Recommended Fly Patterns for the Silver Springs State Fish And Wildlife Area Kendall County, Illinois:
18. Wabash River
The Wabash River is a 503-mile-long (810 km) river in Illinois that drains most of the state. It begins at the headwaters near Ohio's Indiana border and then flows southwest across northern Indiana before turning south near the Illinois border, where it forms part of the Indiana-Illinois border before emptying into the Ohio River.
The Wabash is the third-largest overall, behind the Cumberland and Tennessee rivers, and the second-largest northern tributary of the Ohio River. From Huntington Dam in Indiana to the end of its course at the Ohio River, it flows freely for a distance of 411 miles (661 km). The Tippecanoe River, White River, Embarras River, and Little Wabash River are important tributaries.
Recommended Fly Patterns for the Wabash River, Illinois:
19. White Pines Forest State Park, Ogle County
The 385-acre White Pines Forest State Park is the southern limit of the historic Chicago-Iowa Trail in the Rock River valley. Today, White Pines Forest is ideal for family holidays to enjoy hiking, fishing, camping, and picnicking.
Pine Creek in the White Pines Forest State Park has a variety of fish, including smallmouth bass, sunfish, carp, and suckers. In the spring and fall, the Illinois Department of Natural Resources releases keeper-size trout into various rivers throughout the state.
Pine Creek has pristine, clear water that is cold year-round and spring-fed tributaries, allowing some trout to survive through the hot summer months.
Recommended Fly Patterns for the White Pines Forest State Park Ogle County, Illinois:
- Flashback Hare's Ear Beadhead Natural - Size 18
- Copper John Beadhead - Size 18
- Parachute Adams Indicator - Size 16
What Gear do I need to Fly Fish in Illinois?

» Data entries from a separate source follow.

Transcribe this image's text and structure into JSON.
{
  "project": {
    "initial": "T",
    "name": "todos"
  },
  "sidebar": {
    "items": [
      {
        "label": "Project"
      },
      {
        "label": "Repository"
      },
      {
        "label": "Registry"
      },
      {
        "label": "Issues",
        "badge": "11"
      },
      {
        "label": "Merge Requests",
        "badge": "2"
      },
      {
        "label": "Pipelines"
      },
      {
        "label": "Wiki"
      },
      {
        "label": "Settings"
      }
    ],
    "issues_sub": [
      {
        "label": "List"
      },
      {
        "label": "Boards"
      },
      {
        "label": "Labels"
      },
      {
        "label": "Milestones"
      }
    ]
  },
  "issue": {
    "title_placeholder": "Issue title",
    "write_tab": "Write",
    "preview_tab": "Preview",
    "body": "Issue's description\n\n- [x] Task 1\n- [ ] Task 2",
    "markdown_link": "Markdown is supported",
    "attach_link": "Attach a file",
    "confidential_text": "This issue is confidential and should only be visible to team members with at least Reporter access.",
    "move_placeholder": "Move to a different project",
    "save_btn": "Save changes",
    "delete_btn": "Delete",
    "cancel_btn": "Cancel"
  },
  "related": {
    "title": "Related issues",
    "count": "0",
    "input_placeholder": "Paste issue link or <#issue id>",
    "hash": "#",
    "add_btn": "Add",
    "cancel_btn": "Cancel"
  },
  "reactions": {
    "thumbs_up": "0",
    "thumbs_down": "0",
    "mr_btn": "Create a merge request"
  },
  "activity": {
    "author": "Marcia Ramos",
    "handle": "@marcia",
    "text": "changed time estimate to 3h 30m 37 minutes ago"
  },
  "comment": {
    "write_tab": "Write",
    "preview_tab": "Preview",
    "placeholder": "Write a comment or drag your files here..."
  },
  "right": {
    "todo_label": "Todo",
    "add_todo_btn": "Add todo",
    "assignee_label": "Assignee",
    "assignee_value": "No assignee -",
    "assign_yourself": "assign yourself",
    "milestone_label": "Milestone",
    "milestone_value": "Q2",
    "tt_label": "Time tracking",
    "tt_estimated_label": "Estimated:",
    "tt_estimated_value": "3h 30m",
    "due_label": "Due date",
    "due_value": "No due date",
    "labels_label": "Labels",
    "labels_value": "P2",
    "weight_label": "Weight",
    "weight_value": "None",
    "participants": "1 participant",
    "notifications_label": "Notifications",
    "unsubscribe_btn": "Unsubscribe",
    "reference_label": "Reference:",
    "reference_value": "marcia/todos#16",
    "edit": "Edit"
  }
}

Illinois is home to various fish, so choosing your gear depends on what you want to target. As long as you remember to match the hatch and use the appropriately weighted gear for the water you're on, you'll have no problem hooking into fish.
Fly fishing in Illinois requires some basic gear to be successful. This includes a rod, reel, line, tippet, and flies. In addition to this basic gear, waders and wading boots are recommended to stay dry and comfortable while fishing.
When choosing a rod, it is important to consider the type of fish you plan on targeting. A smaller rod in the 4-5 weight range will suffice for smaller fish, such as bluegill and sunfish. For larger fish, such as bass and trout, a larger rod will be necessary.
Additional Facts about Fly Fishing in Illinois
Are there any trout streams in Illinois?
Trout streams are found throughout Illinois, with the majority being located in the northern part of the state. To fish for trout in Illinois, you must have a valid fishing license and an inland trout stamp.
Are there wild trout in Illinois?
Wild trout are found in many streams throughout Illinois. In addition, the Illinois Department of Natural Resources stocks trout twice a year in select lakes and streams.
What is the best time of year to fly fish in Illinois?
The best time of year to fly fish in Illinois depends on the type of fish you want to target. For trout, the best time to fish is in the spring and fall when the water is cooler. For bass, the best time to fish is in the summer when the water is warmer.
Where is the best fishing in Illinois?
Some of the most popular fly fishing spots in Illinois include the Fox River, Kankakee River, Wabash River, and the White Pines Forest State Park.
Illinois offers anglers a variety of fly fishing opportunities, from small streams teeming with trout to large rivers full of bass. No matter what type of fish you're looking to catch, there's a spot in Illinois that's perfect for you. So grab your gear and head out on an adventure - you're sure to find some great fishing in the Land of Lincoln.